[Entries from a dataset of interfaces]
┌──
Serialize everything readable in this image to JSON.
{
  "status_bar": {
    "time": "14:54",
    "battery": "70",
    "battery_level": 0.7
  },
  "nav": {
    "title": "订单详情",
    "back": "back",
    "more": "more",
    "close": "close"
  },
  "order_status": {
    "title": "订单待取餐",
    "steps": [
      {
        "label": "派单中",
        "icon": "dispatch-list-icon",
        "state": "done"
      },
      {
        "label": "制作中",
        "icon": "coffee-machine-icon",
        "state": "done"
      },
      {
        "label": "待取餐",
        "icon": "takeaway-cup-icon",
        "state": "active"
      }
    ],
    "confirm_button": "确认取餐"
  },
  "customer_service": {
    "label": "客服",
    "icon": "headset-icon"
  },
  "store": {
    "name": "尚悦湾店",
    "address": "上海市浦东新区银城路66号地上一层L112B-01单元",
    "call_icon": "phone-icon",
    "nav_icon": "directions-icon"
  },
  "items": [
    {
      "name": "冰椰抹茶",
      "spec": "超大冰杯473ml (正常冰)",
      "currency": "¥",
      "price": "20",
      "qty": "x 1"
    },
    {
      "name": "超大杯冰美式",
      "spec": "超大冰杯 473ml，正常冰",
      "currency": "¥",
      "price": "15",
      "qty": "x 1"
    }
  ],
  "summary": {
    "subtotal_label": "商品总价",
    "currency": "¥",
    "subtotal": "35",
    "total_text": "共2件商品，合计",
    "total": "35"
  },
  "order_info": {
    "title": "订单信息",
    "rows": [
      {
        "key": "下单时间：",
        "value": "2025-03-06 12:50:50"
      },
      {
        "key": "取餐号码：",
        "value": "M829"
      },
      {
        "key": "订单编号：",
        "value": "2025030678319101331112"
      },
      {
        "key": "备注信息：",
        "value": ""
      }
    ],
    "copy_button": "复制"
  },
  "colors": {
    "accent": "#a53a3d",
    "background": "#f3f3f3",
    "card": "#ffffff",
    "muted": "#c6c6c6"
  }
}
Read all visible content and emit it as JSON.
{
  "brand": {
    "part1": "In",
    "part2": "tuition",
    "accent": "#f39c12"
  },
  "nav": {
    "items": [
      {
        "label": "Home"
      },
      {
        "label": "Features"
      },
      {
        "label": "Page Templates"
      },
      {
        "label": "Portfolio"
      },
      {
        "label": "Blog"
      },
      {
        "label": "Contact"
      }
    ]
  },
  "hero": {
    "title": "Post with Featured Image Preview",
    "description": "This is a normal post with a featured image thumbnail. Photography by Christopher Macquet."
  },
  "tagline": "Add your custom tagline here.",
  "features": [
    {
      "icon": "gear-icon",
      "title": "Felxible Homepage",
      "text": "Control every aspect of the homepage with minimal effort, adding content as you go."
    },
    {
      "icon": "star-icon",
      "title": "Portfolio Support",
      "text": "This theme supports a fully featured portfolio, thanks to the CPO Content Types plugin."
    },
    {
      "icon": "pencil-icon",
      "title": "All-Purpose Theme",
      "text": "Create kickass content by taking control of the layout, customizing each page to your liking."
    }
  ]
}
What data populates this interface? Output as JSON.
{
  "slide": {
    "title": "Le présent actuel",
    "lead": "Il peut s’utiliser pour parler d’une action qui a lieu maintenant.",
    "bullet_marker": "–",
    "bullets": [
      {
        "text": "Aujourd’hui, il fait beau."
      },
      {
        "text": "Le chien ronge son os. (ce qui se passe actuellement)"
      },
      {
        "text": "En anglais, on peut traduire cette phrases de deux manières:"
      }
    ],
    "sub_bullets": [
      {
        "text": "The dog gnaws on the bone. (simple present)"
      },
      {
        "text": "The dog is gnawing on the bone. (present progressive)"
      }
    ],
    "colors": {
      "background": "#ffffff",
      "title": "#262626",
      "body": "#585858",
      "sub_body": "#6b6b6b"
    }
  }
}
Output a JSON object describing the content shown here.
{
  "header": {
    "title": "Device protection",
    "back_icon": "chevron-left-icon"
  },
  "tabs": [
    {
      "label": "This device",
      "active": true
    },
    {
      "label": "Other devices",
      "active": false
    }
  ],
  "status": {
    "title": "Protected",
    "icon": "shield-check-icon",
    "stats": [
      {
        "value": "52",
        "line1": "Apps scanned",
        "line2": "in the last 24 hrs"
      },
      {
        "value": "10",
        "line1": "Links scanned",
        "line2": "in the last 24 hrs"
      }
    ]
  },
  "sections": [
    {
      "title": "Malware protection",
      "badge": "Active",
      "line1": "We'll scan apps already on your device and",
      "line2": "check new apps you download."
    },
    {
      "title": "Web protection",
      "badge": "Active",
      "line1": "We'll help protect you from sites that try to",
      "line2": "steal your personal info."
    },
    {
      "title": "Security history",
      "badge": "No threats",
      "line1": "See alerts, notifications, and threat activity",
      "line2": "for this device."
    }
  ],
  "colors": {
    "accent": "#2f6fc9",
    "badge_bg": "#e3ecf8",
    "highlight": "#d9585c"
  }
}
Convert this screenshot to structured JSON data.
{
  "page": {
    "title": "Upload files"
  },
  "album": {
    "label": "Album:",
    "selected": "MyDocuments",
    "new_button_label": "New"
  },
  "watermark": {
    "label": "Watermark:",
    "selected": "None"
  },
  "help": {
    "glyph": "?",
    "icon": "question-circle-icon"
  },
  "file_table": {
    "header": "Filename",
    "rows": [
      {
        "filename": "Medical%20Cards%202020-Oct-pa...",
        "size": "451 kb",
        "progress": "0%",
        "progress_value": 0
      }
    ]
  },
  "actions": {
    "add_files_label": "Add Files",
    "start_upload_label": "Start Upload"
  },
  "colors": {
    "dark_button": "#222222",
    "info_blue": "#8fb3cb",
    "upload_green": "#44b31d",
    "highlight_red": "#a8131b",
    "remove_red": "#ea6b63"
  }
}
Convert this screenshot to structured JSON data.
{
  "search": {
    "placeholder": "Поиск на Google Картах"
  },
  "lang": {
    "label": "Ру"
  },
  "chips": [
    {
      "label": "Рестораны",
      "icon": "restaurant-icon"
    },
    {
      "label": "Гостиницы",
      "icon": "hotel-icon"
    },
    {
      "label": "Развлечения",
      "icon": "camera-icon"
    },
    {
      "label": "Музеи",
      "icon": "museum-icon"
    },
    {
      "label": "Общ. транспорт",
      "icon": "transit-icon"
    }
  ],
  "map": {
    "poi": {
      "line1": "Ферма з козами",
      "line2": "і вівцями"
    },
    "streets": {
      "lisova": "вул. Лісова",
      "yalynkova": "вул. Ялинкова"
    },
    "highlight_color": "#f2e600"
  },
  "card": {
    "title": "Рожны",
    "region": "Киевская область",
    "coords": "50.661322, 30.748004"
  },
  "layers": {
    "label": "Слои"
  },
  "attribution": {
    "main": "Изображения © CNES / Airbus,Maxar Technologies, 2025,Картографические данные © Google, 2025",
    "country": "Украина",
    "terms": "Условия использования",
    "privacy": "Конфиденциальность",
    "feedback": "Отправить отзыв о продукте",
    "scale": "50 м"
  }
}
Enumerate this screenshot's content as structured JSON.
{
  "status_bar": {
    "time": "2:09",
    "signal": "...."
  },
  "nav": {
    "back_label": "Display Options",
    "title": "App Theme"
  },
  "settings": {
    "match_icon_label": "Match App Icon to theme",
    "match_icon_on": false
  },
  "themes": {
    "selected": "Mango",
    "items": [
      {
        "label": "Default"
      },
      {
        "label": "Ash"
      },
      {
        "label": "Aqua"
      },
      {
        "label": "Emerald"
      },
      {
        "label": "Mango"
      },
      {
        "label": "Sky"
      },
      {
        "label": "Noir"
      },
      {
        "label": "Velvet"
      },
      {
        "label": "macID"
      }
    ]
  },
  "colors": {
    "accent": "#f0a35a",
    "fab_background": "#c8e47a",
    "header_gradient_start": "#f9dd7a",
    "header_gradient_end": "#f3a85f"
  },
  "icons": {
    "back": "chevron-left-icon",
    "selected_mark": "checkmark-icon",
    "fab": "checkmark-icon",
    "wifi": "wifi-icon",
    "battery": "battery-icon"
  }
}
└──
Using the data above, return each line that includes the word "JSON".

Serialize everything readable in this image to JSON.
Read all visible content and emit it as JSON.
What data populates this interface? Output as JSON.
Output a JSON object describing the content shown here.
Convert this screenshot to structured JSON data.
Convert this screenshot to structured JSON data.
Enumerate this screenshot's content as structured JSON.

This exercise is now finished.